PROBLEM TO WORK ON:
Word for word, reproduce the records that follow.

Recorded data:
╭──

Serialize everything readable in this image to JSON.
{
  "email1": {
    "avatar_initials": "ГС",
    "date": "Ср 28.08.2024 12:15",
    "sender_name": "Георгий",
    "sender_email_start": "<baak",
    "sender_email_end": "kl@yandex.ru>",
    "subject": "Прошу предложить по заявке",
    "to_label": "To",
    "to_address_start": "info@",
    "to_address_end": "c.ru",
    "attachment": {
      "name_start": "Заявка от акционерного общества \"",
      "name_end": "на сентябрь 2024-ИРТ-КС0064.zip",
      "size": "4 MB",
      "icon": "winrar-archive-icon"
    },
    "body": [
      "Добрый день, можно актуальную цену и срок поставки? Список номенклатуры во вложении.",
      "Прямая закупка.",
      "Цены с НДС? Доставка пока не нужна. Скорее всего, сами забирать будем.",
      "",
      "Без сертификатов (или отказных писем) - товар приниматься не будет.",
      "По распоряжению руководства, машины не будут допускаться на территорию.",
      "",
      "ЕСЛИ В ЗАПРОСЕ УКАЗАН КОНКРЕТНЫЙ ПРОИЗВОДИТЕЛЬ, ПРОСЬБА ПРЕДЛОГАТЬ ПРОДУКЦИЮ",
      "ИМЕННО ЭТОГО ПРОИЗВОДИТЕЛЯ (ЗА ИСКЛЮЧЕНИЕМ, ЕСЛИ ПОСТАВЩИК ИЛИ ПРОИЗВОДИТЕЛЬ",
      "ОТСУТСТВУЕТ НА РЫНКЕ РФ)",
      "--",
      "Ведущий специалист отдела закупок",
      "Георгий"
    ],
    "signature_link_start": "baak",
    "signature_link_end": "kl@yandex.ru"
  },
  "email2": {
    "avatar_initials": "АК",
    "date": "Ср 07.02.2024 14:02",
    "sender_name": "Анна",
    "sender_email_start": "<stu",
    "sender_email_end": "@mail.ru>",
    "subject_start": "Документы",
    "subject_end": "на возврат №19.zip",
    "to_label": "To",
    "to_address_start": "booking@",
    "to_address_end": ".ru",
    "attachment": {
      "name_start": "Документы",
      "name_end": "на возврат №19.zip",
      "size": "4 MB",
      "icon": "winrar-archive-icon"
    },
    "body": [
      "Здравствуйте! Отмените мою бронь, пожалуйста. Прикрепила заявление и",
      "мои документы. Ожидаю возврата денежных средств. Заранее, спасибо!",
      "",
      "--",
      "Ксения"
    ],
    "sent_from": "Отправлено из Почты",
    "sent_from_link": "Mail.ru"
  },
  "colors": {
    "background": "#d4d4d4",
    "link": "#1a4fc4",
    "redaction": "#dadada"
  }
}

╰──

RESULT BELOW:
Serialize everything readable in this image to JSON.
{
  "email1": {
    "avatar_initials": "ГС",
    "date": "Ср 28.08.2024 12:15",
    "sender_name": "Георгий",
    "sender_email_start": "<baak",
    "sender_email_end": "kl@yandex.ru>",
    "subject": "Прошу предложить по заявке",
    "to_label": "To",
    "to_address_start": "info@",
    "to_address_end": "c.ru",
    "attachment": {
      "name_start": "Заявка от акционерного общества \"",
      "name_end": "на сентябрь 2024-ИРТ-КС0064.zip",
      "size": "4 MB",
      "icon": "winrar-archive-icon"
    },
    "body": [
      "Добрый день, можно актуальную цену и срок поставки? Список номенклатуры во вложении.",
      "Прямая закупка.",
      "Цены с НДС? Доставка пока не нужна. Скорее всего, сами забирать будем.",
      "",
      "Без сертификатов (или отказных писем) - товар приниматься не будет.",
      "По распоряжению руководства, машины не будут допускаться на территорию.",
      "",
      "ЕСЛИ В ЗАПРОСЕ УКАЗАН КОНКРЕТНЫЙ ПРОИЗВОДИТЕЛЬ, ПРОСЬБА ПРЕДЛОГАТЬ ПРОДУКЦИЮ",
      "ИМЕННО ЭТОГО ПРОИЗВОДИТЕЛЯ (ЗА ИСКЛЮЧЕНИЕМ, ЕСЛИ ПОСТАВЩИК ИЛИ ПРОИЗВОДИТЕЛЬ",
      "ОТСУТСТВУЕТ НА РЫНКЕ РФ)",
      "--",
      "Ведущий специалист отдела закупок",
      "Георгий"
    ],
    "signature_link_start": "baak",
    "signature_link_end": "kl@yandex.ru"
  },
  "email2": {
    "avatar_initials": "АК",
    "date": "Ср 07.02.2024 14:02",
    "sender_name": "Анна",
    "sender_email_start": "<stu",
    "sender_email_end": "@mail.ru>",
    "subject_start": "Документы",
    "subject_end": "на возврат №19.zip",
    "to_label": "To",
    "to_address_start": "booking@",
    "to_address_end": ".ru",
    "attachment": {
      "name_start": "Документы",
      "name_end": "на возврат №19.zip",
      "size": "4 MB",
      "icon": "winrar-archive-icon"
    },
    "body": [
      "Здравствуйте! Отмените мою бронь, пожалуйста. Прикрепила заявление и",
      "мои документы. Ожидаю возврата денежных средств. Заранее, спасибо!",
      "",
      "--",
      "Ксения"
    ],
    "sent_from": "Отправлено из Почты",
    "sent_from_link": "Mail.ru"
  },
  "colors": {
    "background": "#d4d4d4",
    "link": "#1a4fc4",
    "redaction": "#dadada"
  }
}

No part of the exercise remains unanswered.